    At the beginning of his career, Fischer lost a few games in which he neglected his development for the sake of some illusory achievements. But later it became obvious that he had learned his lesson well and he made development the highest priority in the initial phase of the game. Moreover, he punished a few very strong opponents when they delayed their development. In the middlegame, the equivalent of rapid developing is the initiative. And in this field, Fischer excelled even more than at positional play. He was an active player, so it is understandable that he could not do without fighting for the initiative.


    As we move from a chapter to the next one, each time I have the feeling that the new one is even more relevant than the previous. When talking about Fischer, many people think of the tactician first of all. I would add that the real measure of his tactical and calculating skills are offered by his comments. In the game, the opponent cannot allow ALL the combinations, as he can play just one line at a time. But when commenting, one is free to show everything he had calculated during the game (or analysed afterwards).

    Endgame Technique

    In this section, I will examine a few examples in which Fischer will display his usual qualities (of positional, dynamic or tactical nature) in positions with only a few pieces on the board. It makes one feel that the endgame is not so completely different from the middlegame, but just a logical continuation of it.

    Below, you can find one of the examples.


    Persistence in the Endgame

    As part of a campaign designed to minimize Fischer's merits during his ascension towards the World title, the Soviet commentators used to criticise Fischer for playing on in obviously drawn endgames. But judging from the effectiveness of this policy, which yielded him many wins from seemingly dead drawn positions, we should see this "habit" more as a quality.

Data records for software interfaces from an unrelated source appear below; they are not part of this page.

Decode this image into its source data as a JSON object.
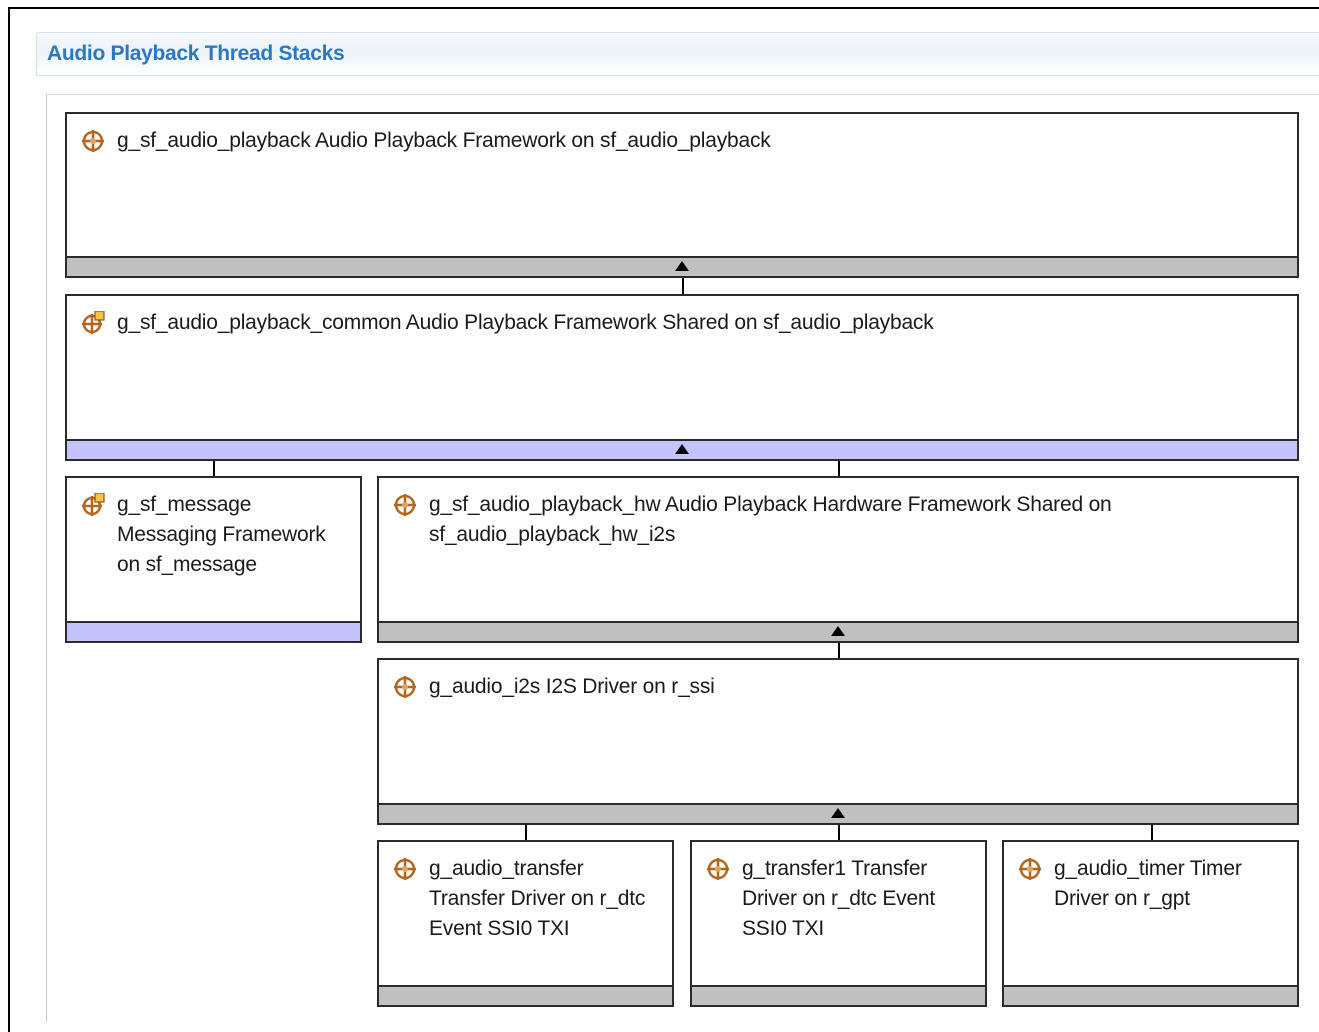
{
  "section": {
    "title": "Audio Playback Thread Stacks"
  },
  "modules": [
    {
      "id": "playback",
      "label": "g_sf_audio_playback Audio Playback Framework on sf_audio_playback",
      "icon": "module-icon",
      "bar": "gray"
    },
    {
      "id": "common",
      "label": "g_sf_audio_playback_common Audio Playback Framework Shared on sf_audio_playback",
      "icon": "shared-module-icon",
      "bar": "blue"
    },
    {
      "id": "message",
      "label": "g_sf_message Messaging Framework on sf_message",
      "icon": "shared-module-icon",
      "bar": "blue"
    },
    {
      "id": "hw",
      "label": "g_sf_audio_playback_hw Audio Playback Hardware Framework Shared on sf_audio_playback_hw_i2s",
      "icon": "module-icon",
      "bar": "gray"
    },
    {
      "id": "i2s",
      "label": "g_audio_i2s I2S Driver on r_ssi",
      "icon": "module-icon",
      "bar": "gray"
    },
    {
      "id": "transfer",
      "label": "g_audio_transfer Transfer Driver on r_dtc Event SSI0 TXI",
      "icon": "module-icon",
      "bar": "gray"
    },
    {
      "id": "transfer1",
      "label": "g_transfer1 Transfer Driver on r_dtc Event SSI0 TXI",
      "icon": "module-icon",
      "bar": "gray"
    },
    {
      "id": "timer",
      "label": "g_audio_timer Timer Driver on r_gpt",
      "icon": "module-icon",
      "bar": "gray"
    }
  ],
  "colors": {
    "title": "#2b78c2",
    "bar_gray": "#c0c0c0",
    "bar_blue": "#c4c4fb",
    "icon": "#b5651d"
  }
}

In principle, what Fischer was doing in such cases was "examine" the opponent's knowledge of concrete simple endings. The opponent may pass the first, the second and a few more tests without knowing in advance how many more would there be. The only one who could tell it was Fischer, whose endgame culture was immense. And usually one single "wrong answer" would be enough for Fischer to win the game. I would also like to add that in the endgame the "crisis moment" issue was no less typical than in the middlegame.

    Grandiose Fights

    Returning to Suetin's statement that Fischer was very strong when he "knew what to do", we should say a few words about the thing he could not do so well for quite a long time. The Soviets had noticed that no matter how skilled in tactics Fischer was, he would feel less confident in irrational positions, in which he apparently failed to find reference points. This is how Spassky defeated him three times before their match in 1972. And this was what most of the specialists (including former world champions) based their optimism on when asked to advise Spassky for the match. There was only a solitary voice who warned that at that moment Fischer was in such abrupt progress that his real strength during the match was hard to predict. It was the voice of Kortschnoj, of course, the eternal rebel and freethinker. Kortschnoj was right and during his final campaign, Fischer proved that he could be very strong in irrational positions. I have named this selection grandiose fights because this is what they really are. Not always flawless but memorable and breathtaking fights!